» **PROBLEM DETAILS**: Your answer should consist of the lines below that hold the word "this".

» **ENTRIES SHOWN**:
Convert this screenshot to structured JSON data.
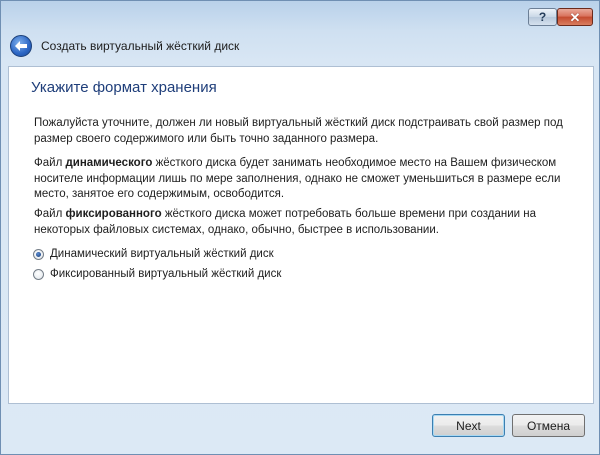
{
  "window": {
    "title": "Создать виртуальный жёсткий диск",
    "help_label": "?",
    "close_label": "✕"
  },
  "page": {
    "heading": "Укажите формат хранения",
    "p1": "Пожалуйста уточните, должен ли новый виртуальный жёсткий диск подстраивать свой размер под размер своего содержимого или быть точно заданного размера.",
    "p2_prefix": "Файл ",
    "p2_bold": "динамического",
    "p2_suffix": " жёсткого диска будет занимать необходимое место на Вашем физическом носителе информации лишь по мере заполнения, однако не сможет уменьшиться в размере если место, занятое его содержимым, освободится.",
    "p3_prefix": "Файл ",
    "p3_bold": "фиксированного",
    "p3_suffix": " жёсткого диска может потребовать больше времени при создании на некоторых файловых системах, однако, обычно, быстрее в использовании.",
    "options": [
      {
        "label": "Динамический виртуальный жёсткий диск",
        "selected": true
      },
      {
        "label": "Фиксированный виртуальный жёсткий диск",
        "selected": false
      }
    ]
  },
  "buttons": {
    "next": "Next",
    "cancel": "Отмена"
  },
  "icons": {
    "back": "back-arrow-icon",
    "help": "help-icon",
    "close": "close-icon"
  }
}
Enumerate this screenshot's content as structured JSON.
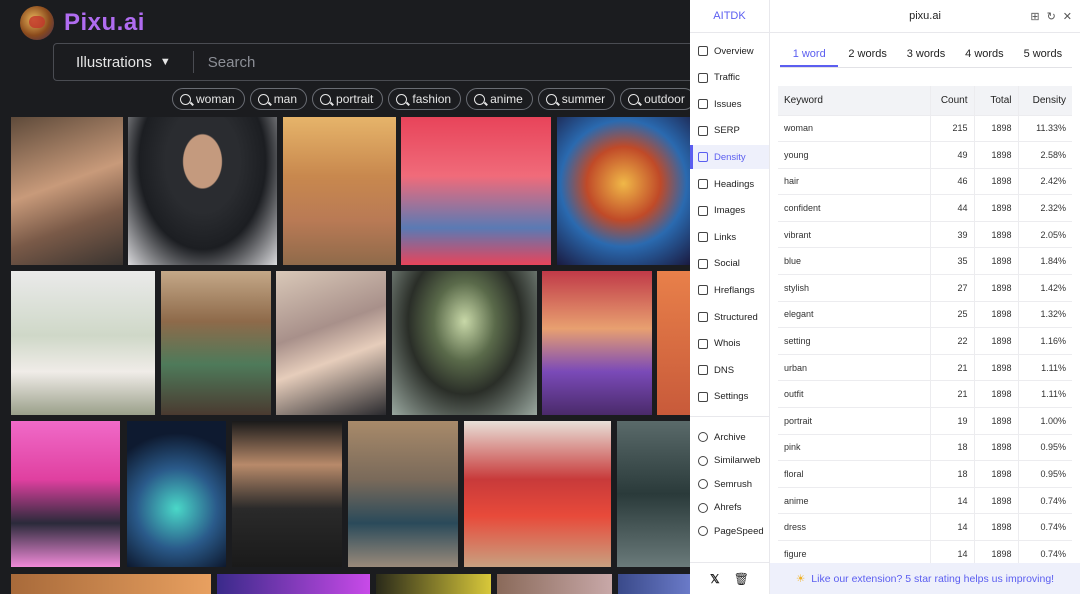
{
  "site": {
    "logo_text": "Pixu.ai",
    "category": "Illustrations",
    "search_placeholder": "Search",
    "tags": [
      "woman",
      "man",
      "portrait",
      "fashion",
      "anime",
      "summer",
      "outdoor"
    ]
  },
  "extension": {
    "brand": "AITDK",
    "domain": "pixu.ai",
    "nav": [
      {
        "label": "Overview",
        "icon": "list-icon"
      },
      {
        "label": "Traffic",
        "icon": "chart-icon"
      },
      {
        "label": "Issues",
        "icon": "warning-icon"
      },
      {
        "label": "SERP",
        "icon": "serp-icon"
      },
      {
        "label": "Density",
        "icon": "density-icon",
        "active": true
      },
      {
        "label": "Headings",
        "icon": "heading-icon"
      },
      {
        "label": "Images",
        "icon": "image-icon"
      },
      {
        "label": "Links",
        "icon": "link-icon"
      },
      {
        "label": "Social",
        "icon": "social-icon"
      },
      {
        "label": "Hreflangs",
        "icon": "globe-icon"
      },
      {
        "label": "Structured",
        "icon": "braces-icon"
      },
      {
        "label": "Whois",
        "icon": "person-icon"
      },
      {
        "label": "DNS",
        "icon": "server-icon"
      },
      {
        "label": "Settings",
        "icon": "gear-icon"
      }
    ],
    "tools": [
      {
        "label": "Archive",
        "icon": "archive-icon"
      },
      {
        "label": "Similarweb",
        "icon": "similarweb-icon"
      },
      {
        "label": "Semrush",
        "icon": "semrush-icon"
      },
      {
        "label": "Ahrefs",
        "icon": "ahrefs-icon"
      },
      {
        "label": "PageSpeed",
        "icon": "pagespeed-icon"
      }
    ],
    "tabs": [
      "1 word",
      "2 words",
      "3 words",
      "4 words",
      "5 words"
    ],
    "active_tab": 0,
    "table": {
      "headers": [
        "Keyword",
        "Count",
        "Total",
        "Density"
      ],
      "rows": [
        [
          "woman",
          "215",
          "1898",
          "11.33%"
        ],
        [
          "young",
          "49",
          "1898",
          "2.58%"
        ],
        [
          "hair",
          "46",
          "1898",
          "2.42%"
        ],
        [
          "confident",
          "44",
          "1898",
          "2.32%"
        ],
        [
          "vibrant",
          "39",
          "1898",
          "2.05%"
        ],
        [
          "blue",
          "35",
          "1898",
          "1.84%"
        ],
        [
          "stylish",
          "27",
          "1898",
          "1.42%"
        ],
        [
          "elegant",
          "25",
          "1898",
          "1.32%"
        ],
        [
          "setting",
          "22",
          "1898",
          "1.16%"
        ],
        [
          "urban",
          "21",
          "1898",
          "1.11%"
        ],
        [
          "outfit",
          "21",
          "1898",
          "1.11%"
        ],
        [
          "portrait",
          "19",
          "1898",
          "1.00%"
        ],
        [
          "pink",
          "18",
          "1898",
          "0.95%"
        ],
        [
          "floral",
          "18",
          "1898",
          "0.95%"
        ],
        [
          "anime",
          "14",
          "1898",
          "0.74%"
        ],
        [
          "dress",
          "14",
          "1898",
          "0.74%"
        ],
        [
          "figure",
          "14",
          "1898",
          "0.74%"
        ]
      ]
    },
    "footer_text": "Like our extension? 5 star rating helps us improving!",
    "colors": {
      "accent": "#5b5ef0",
      "logo": "#b06cf0"
    }
  }
}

» **EXERCISE OUTPUT**:
Convert this screenshot to structured JSON data.
Enumerate this screenshot's content as structured JSON.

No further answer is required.